▶ _What this task involves_
Search the material for the word "JSON" and report each line where it turns up.

▶ _Supplied entries_
===============

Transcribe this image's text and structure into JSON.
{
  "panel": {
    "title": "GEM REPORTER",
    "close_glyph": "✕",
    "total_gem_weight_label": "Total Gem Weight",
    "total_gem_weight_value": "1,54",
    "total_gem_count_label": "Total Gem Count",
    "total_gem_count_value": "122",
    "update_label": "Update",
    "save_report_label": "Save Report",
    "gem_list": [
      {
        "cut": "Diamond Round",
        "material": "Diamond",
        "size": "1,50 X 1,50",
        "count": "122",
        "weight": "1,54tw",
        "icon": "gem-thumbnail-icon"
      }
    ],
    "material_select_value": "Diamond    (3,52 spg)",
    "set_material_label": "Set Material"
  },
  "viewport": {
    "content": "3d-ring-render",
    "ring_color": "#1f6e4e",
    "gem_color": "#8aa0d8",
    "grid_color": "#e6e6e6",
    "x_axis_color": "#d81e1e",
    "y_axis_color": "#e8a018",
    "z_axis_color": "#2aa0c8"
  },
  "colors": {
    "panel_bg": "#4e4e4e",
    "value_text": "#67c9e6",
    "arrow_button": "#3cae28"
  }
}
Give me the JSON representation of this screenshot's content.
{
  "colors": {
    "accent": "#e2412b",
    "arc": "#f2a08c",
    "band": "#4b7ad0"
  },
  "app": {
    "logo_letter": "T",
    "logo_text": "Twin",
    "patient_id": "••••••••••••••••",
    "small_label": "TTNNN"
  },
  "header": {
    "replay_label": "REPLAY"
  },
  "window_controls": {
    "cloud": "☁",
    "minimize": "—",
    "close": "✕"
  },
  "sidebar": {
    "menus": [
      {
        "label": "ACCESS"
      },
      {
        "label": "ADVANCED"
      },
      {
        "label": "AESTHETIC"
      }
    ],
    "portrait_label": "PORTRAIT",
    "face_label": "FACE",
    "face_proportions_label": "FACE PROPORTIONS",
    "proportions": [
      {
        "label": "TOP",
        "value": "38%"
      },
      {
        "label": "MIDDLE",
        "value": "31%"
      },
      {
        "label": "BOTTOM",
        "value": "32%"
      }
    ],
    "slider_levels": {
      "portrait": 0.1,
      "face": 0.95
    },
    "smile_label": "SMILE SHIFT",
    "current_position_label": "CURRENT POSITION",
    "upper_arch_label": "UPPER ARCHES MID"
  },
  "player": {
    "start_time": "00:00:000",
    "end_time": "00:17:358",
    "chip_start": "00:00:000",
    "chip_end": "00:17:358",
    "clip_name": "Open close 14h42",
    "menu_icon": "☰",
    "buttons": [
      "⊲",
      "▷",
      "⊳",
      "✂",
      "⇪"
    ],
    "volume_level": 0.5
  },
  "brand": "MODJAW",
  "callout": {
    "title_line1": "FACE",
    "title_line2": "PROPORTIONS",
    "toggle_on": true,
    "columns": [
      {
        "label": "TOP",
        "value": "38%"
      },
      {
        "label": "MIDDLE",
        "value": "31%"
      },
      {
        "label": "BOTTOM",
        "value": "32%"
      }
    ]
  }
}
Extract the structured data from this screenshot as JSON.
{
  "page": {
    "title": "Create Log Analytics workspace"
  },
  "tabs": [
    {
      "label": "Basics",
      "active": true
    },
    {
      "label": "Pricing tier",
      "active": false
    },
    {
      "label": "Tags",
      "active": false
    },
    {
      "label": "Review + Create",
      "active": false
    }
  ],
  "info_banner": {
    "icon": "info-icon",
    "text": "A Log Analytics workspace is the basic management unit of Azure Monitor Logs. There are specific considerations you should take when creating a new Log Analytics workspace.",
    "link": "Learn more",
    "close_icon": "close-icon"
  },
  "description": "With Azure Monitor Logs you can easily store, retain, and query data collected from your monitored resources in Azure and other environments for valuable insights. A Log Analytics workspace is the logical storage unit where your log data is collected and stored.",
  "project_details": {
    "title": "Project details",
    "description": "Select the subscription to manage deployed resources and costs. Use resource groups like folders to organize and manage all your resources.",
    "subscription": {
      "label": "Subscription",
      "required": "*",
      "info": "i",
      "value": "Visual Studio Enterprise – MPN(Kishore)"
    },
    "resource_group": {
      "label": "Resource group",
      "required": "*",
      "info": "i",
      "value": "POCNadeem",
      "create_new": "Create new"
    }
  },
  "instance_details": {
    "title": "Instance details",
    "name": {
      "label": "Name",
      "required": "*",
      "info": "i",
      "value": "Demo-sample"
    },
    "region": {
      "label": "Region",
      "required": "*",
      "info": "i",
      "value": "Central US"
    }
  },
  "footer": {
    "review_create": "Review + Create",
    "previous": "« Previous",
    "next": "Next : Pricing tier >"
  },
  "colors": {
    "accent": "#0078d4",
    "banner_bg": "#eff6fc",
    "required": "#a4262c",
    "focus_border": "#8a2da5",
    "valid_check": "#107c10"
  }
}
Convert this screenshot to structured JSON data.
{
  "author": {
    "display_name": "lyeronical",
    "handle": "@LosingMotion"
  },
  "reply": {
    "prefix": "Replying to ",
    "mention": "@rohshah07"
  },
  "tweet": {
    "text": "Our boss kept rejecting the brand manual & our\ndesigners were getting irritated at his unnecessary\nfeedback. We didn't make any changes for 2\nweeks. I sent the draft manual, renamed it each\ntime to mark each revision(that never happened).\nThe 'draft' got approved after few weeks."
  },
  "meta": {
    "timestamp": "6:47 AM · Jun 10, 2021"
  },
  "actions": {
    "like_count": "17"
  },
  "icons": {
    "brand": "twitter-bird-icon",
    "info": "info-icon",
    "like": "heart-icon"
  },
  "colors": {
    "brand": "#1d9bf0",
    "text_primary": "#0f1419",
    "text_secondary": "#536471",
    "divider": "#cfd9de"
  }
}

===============

▶ _Task result_
Transcribe this image's text and structure into JSON.
Give me the JSON representation of this screenshot's content.
Extract the structured data from this screenshot as JSON.
Convert this screenshot to structured JSON data.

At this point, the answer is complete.